Ex-vivo expanded human blood-derived CD133+ cells promote repair of injured spinal cord.

Journal of the neurological sciences

PubMedID: 23498368

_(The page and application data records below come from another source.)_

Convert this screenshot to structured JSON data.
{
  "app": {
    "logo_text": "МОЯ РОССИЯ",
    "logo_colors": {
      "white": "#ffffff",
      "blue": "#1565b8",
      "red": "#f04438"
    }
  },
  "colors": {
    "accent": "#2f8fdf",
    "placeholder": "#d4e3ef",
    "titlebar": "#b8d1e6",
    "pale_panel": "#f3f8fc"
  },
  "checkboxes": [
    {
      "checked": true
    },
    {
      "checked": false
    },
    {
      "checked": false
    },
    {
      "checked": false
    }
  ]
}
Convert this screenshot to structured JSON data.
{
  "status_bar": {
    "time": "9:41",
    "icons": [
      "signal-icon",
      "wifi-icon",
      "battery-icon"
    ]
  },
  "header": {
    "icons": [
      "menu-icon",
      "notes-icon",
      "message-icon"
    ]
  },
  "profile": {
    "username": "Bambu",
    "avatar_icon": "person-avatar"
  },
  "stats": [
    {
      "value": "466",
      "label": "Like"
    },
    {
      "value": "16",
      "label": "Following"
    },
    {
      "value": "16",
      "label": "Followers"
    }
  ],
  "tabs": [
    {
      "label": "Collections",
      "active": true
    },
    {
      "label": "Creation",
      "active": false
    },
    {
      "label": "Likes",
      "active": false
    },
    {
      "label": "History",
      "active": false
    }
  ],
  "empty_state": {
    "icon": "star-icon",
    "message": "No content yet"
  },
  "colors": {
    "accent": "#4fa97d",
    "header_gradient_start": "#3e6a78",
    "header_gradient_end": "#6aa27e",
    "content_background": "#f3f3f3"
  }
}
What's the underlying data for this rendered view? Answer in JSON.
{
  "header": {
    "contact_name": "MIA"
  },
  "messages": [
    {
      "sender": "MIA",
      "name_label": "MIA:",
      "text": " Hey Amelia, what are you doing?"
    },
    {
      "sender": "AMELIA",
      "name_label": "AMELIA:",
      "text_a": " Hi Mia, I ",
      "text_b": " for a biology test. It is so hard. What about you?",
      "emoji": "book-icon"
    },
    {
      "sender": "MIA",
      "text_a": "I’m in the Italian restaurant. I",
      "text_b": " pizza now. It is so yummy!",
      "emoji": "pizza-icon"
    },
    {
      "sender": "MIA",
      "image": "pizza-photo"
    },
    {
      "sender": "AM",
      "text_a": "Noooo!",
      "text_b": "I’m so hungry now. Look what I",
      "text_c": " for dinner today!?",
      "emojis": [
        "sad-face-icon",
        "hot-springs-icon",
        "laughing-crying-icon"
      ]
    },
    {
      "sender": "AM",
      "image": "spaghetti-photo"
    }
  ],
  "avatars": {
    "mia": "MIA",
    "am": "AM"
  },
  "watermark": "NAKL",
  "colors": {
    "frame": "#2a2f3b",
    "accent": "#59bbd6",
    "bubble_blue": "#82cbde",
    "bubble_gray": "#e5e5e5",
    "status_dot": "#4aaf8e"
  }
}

Kamei N, Kwon SM, Alev C, Nakanishi K, Yamada K, Masuda H, Ishikawa M, Kawamoto A, Ochi M, Asahara T. Ex-vivo expanded human blood-derived CD133+ cells promote repair of injured spinal cord. J Neurol Sci. 2013;328(1-2):41-50.
Human blood-derived CD133(+) cell populations, which are believed to represent a hematopoietic/endothelial progenitor fraction, have the ability to promote the repair of injured spinal cord in animal models. However, the mechanisms by which CD133(+) cell transplantation promotes spinal cord regeneration remain to be clarified. Another possible hurdle on the way to clinical applicability of these cells is their scarce representation in the overall population of mononuclear cells. We therefore analyzed and compared ex-vivo expanded human cord blood derived CD133(+) cells with freshly isolated CD133(+) cells as well as corresponding CD133(-) control mononuclear cells in respect to their ability to promote spinal cord repair using in vitro assays and cell transplantation into a mouse spinal cord injury model. In vitro, expanded cells as well as fresh CD133(+) cells formed endothelial progenitor cell (EPC) colonies, whereas CD133(-) cells formed no EPC colonies. In vivo, the administration of fresh CD133(+) and expanded cells enhanced angiogenesis, astrogliosis, axon growth and functional recovery after injury. In contrast, the administration of CD133(-) cells failed to promote axon growth and functional recovery, but moderately enhanced angiogenesis and astrogliosis. In addition, high-dose administration of expanded cells was highly effective in the induction of regenerative processes at the injured spinal cord.